ANTI-CORRUPTION APPEAL NO 32 OF 2019 - William Ashael Osoro vs Republic

Summary: The accused, a senior principal administrative officer with the ODPP, was arraigned in court to answer charges relating to abuse of office in the arbitrary use of fuel cards belonging to the ODPP in purchases in a manner prejudicial to the ODPP, and stealing by person employed in the public service. Evidence adduced in court showed that the accused on diverse dates used cards assigned to him to make dubious fuel purchases, such as in some instances, fuel exceeding the tank capacity of vehicles alleged to have been fueled, double fuel consumption being done within minutes or seconds, or vehicles purchasing a different type of fuel to the fuel used by the vehicles shown to have consumed said fuel. The court in considering evidence before it made the conclusion that the accused indeed took over individual managementof the card contrary to practice where the card ought to have been managed collectively. Having individual custody of the cards, the accused was ultimately responsible for the fraudulent and unprocedural purchases made under it, and was therefore liable for the prejudice suffered by the ODPP. In the second count of stealing by person in the public service, the court noted that from the evidence before it the cards were only used to fuel the ODPP's vehicles, and that no evidence was produced in court to show that the accused derived a personal benefit from the purchases. He was therefore acquitted on this charge.
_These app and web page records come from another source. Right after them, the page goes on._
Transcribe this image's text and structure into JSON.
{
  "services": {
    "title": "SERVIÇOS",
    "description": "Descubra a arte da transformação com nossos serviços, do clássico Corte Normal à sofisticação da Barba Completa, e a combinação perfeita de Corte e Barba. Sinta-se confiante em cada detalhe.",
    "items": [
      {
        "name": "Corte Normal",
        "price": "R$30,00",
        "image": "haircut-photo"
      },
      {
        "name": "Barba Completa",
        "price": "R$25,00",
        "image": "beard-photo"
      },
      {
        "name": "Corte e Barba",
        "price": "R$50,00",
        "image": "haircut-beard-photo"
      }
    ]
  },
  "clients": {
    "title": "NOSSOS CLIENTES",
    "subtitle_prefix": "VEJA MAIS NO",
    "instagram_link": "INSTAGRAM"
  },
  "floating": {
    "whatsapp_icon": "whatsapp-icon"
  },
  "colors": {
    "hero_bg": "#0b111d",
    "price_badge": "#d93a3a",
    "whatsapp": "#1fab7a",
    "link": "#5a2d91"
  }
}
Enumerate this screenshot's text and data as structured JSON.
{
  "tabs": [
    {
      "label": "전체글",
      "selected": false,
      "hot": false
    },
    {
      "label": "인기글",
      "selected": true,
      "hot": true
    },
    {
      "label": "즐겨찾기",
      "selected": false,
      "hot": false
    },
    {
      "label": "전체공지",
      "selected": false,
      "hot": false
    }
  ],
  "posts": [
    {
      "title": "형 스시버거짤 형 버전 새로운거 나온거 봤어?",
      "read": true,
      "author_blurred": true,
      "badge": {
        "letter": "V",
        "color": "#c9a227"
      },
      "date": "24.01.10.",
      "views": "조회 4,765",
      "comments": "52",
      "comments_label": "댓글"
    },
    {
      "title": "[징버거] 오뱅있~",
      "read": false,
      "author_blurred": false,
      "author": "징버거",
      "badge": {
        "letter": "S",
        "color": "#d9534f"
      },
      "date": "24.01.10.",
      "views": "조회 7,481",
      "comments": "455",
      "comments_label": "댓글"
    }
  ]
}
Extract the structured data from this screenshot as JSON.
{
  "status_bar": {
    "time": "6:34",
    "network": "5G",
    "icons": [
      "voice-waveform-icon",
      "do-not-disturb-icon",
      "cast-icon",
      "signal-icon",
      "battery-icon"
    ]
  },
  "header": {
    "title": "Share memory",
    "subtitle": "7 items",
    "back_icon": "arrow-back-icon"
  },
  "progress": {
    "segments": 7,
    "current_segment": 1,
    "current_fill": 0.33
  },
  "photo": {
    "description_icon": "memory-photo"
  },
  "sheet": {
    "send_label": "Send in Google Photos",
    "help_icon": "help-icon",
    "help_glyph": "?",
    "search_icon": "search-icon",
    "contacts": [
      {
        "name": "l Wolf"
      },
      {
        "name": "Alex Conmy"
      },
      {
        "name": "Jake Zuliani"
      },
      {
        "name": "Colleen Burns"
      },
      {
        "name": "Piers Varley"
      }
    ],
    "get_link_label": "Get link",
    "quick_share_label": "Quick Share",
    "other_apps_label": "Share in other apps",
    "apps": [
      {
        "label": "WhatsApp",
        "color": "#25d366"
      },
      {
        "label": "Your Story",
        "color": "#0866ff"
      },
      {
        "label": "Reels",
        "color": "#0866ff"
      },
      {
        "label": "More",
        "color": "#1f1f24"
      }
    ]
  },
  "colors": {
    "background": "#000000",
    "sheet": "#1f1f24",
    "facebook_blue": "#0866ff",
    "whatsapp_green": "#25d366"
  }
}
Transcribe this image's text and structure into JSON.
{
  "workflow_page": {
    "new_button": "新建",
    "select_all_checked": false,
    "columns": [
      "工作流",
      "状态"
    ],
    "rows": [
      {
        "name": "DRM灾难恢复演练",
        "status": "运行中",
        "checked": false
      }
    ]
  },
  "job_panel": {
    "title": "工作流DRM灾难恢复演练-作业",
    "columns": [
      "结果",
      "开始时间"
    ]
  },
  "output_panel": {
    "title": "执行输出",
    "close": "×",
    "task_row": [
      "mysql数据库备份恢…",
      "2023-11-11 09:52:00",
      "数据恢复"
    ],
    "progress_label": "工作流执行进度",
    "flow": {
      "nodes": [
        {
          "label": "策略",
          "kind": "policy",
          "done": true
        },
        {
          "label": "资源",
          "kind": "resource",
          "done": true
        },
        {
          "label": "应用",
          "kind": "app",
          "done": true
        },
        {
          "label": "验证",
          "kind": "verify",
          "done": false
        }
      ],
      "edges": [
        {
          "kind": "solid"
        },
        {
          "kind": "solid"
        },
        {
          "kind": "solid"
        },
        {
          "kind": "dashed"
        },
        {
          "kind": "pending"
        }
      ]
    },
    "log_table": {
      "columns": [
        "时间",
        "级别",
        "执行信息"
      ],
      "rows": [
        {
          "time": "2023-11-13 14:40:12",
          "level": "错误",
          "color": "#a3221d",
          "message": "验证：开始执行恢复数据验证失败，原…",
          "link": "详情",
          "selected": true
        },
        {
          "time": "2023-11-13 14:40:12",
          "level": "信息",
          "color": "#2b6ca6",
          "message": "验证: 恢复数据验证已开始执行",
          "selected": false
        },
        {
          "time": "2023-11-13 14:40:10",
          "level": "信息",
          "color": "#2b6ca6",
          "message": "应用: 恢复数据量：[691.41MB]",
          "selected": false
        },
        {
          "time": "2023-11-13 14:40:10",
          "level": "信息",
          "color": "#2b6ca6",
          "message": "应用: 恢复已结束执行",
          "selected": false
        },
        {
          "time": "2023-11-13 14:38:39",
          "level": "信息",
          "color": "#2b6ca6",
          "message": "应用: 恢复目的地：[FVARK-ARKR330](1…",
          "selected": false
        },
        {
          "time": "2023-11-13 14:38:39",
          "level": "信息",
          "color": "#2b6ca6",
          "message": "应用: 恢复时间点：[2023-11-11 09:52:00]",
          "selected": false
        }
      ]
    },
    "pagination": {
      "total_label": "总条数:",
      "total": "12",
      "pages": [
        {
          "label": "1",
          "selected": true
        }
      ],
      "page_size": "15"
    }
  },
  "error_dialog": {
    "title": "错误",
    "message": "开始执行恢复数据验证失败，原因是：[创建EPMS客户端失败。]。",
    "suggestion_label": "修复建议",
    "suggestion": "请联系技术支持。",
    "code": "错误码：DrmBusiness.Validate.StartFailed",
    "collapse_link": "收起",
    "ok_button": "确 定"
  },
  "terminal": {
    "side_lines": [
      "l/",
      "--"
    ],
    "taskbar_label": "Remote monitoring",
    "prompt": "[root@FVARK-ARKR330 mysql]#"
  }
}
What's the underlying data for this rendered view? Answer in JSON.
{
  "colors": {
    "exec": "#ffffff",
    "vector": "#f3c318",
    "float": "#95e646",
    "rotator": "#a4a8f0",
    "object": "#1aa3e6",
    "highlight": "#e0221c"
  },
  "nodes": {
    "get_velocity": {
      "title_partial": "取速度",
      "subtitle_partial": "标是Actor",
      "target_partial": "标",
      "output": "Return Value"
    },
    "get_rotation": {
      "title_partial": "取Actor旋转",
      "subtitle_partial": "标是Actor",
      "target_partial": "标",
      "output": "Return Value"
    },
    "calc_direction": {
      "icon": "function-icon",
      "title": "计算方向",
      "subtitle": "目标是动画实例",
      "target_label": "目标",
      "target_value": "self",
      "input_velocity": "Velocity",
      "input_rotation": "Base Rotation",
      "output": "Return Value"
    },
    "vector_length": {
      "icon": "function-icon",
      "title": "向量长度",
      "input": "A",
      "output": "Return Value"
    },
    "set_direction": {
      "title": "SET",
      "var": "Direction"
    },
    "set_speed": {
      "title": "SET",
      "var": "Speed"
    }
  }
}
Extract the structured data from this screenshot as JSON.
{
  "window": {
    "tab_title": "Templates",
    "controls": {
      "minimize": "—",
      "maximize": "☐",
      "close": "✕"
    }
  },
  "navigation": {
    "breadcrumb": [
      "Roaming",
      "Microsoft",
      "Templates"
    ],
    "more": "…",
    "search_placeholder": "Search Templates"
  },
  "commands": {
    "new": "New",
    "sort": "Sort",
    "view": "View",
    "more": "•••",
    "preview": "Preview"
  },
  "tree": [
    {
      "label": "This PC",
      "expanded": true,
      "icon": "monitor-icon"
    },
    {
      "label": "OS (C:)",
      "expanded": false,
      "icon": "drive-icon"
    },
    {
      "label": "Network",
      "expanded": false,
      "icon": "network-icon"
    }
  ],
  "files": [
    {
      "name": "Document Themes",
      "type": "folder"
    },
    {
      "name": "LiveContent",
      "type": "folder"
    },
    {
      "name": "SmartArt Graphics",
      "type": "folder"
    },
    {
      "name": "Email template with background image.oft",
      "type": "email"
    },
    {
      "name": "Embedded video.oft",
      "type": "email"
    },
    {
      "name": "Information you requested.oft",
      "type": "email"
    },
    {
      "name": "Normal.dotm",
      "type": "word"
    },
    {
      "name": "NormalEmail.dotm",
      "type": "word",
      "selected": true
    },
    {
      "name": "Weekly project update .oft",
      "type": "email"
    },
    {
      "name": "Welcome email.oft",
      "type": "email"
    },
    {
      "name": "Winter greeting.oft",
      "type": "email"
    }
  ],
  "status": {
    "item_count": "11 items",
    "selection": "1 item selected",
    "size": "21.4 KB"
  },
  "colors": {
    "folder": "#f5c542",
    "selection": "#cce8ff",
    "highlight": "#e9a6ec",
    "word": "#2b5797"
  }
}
Dissatisfied with both his conviction and sentence, the accused filed an appeal on grounds that the Learned Trial Magistrate erred in law when she held that the appellant had custody of the fuel card at issue since 2013 when there was no evidence to support such finding; that the Learned Trial Magistrate relied on clearly inadmissible secondary evidence of incompetent witnesses to conclude as it did; that the trial court erred in law in finding that he had failed to record usage of the card in a register to the prejudice of the ODPP. His contention on this ground is that there was no such obligation or duty placed on him; that the trial court failed to properly appraise the evidence before it, and therefore reached a wrong conclusion; that he court also failed to take into consideration that the prosecution case had material inconsistencies which were consistent with his innocence; that the trial court erred in law in arriving at a conviction against the weight of the evidence; and that he court had also erred in law in disregarding evidence in his favour, and such failure occasioned a miscarriage of justice. The High Court in reviewing the evidence concluded that the trial court corrrectly addressed itself to the facts of the case, and therefore the appeal lacked merit and was accordingly dismissed.

First offence date: 01/Sep/2013
Start date: 30/Nov/-0001
Ruling date: 01/Jan/1970
Defendant plea:
Amount involved: KES 7,902,250.00
Type of case: Abuse of Office, Stealing

Resolution comments:



Fine amount


Count 1 - Abuse of office contrary to Section 46 as read with Section 48(1) of the Anti Corruption and Economic Crimes Act
Not guilty
Appeal dismissed
Count 2 - Stealing by person employed in the public service contrary to Section 280 of the Penal Code
Not guilty